Improving health measures
Tuesday, 14 May 2013
Measurement of waist-to-height ratios are a better method than body mass index (BMI) in predicting health and well-being, research has shown.
The BMI system is currently widely used by health professionals and involves ratio of weight to height.
However, research led by Dr Margarent Ashwell found that measuring waist-to-height ratios “was a better predictor…for diabetes, dyslipidaemia, hypertension and CVD risk in both sexes in populations of various nationalities and ethnic groups.”
Dr Ashwell, who is a Visiting Researcher at Oxford Brookes, spoke on her findings at the European Congress on Obesity this week.

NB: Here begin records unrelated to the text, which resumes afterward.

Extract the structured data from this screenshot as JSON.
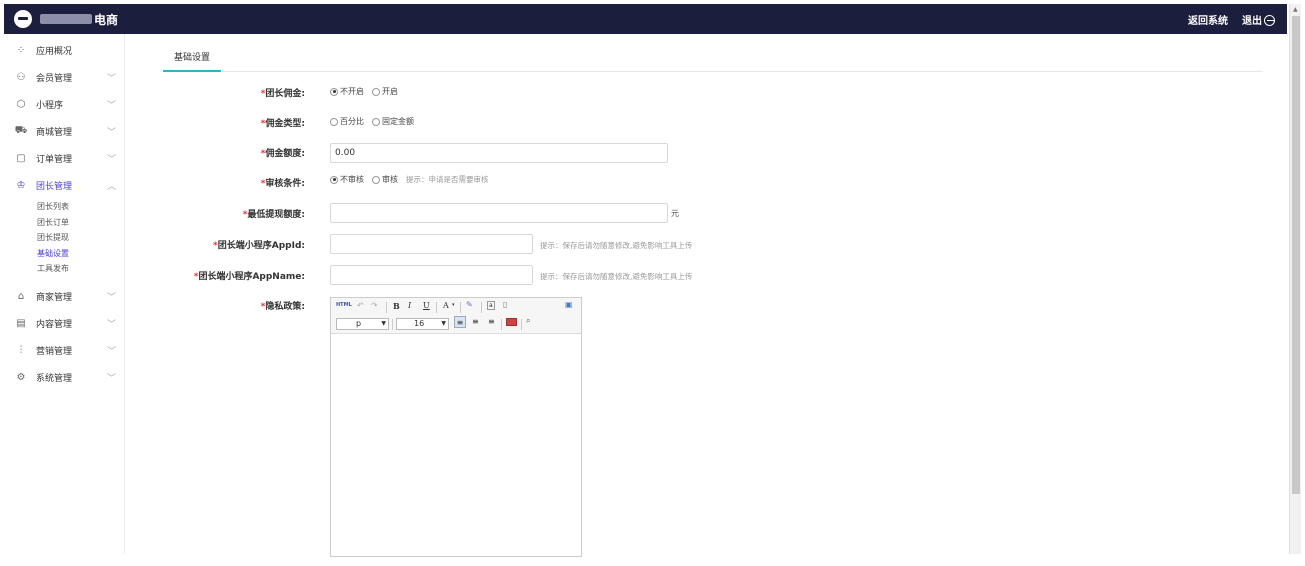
{
  "header": {
    "brand": "电商",
    "return_label": "返回系统",
    "logout_label": "退出"
  },
  "sidebar": {
    "items": [
      {
        "label": "应用概况",
        "icon": "grid-icon"
      },
      {
        "label": "会员管理",
        "icon": "users-icon"
      },
      {
        "label": "小程序",
        "icon": "cube-icon"
      },
      {
        "label": "商城管理",
        "icon": "cart-icon"
      },
      {
        "label": "订单管理",
        "icon": "clipboard-icon"
      },
      {
        "label": "团长管理",
        "icon": "crown-icon"
      },
      {
        "label": "商家管理",
        "icon": "shop-icon"
      },
      {
        "label": "内容管理",
        "icon": "document-icon"
      },
      {
        "label": "营销管理",
        "icon": "chart-icon"
      },
      {
        "label": "系统管理",
        "icon": "gear-icon"
      }
    ],
    "sub_items": [
      "团长列表",
      "团长订单",
      "团长提现",
      "基础设置",
      "工具发布"
    ]
  },
  "tabs": {
    "active": "基础设置"
  },
  "form": {
    "commission": {
      "label": "团长佣金:",
      "options": [
        "不开启",
        "开启"
      ],
      "selected": 0
    },
    "commission_type": {
      "label": "佣金类型:",
      "options": [
        "百分比",
        "固定金额"
      ],
      "selected": -1
    },
    "commission_amount": {
      "label": "佣金额度:",
      "value": "0.00"
    },
    "review": {
      "label": "审核条件:",
      "options": [
        "不审核",
        "审核"
      ],
      "selected": 0,
      "hint": "提示：申请是否需要审核"
    },
    "min_withdraw": {
      "label": "最低提现额度:",
      "value": "",
      "unit": "元"
    },
    "appid": {
      "label": "团长端小程序AppId:",
      "value": "",
      "hint": "提示：保存后请勿随意修改,避免影响工具上传"
    },
    "appname": {
      "label": "团长端小程序AppName:",
      "value": "",
      "hint": "提示：保存后请勿随意修改,避免影响工具上传"
    },
    "privacy": {
      "label": "隐私政策:"
    }
  },
  "editor": {
    "html_label": "HTML",
    "paragraph": "p",
    "font_size": "16",
    "bold": "B",
    "italic": "I",
    "underline": "U",
    "font_color": "A"
  }
}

An article on her work can read on The Telegraph’s website. Dr Ashwell explains:
"If you are measuring waist-to-height ratio you are getting a much earlier prediction that something is going wrong, and then you can do something about it.
"The beauty is that you can do it in centimetres or inches, it doesn't matter. We have got increasing evidence that this works very well with children as well, because whilst they grow up their waist is growing but also their height."
Further information on Dr Ashwell’s work can be found on her website, while you can read more about the Department of Sport and Health Sciences on the Oxford Brookes website.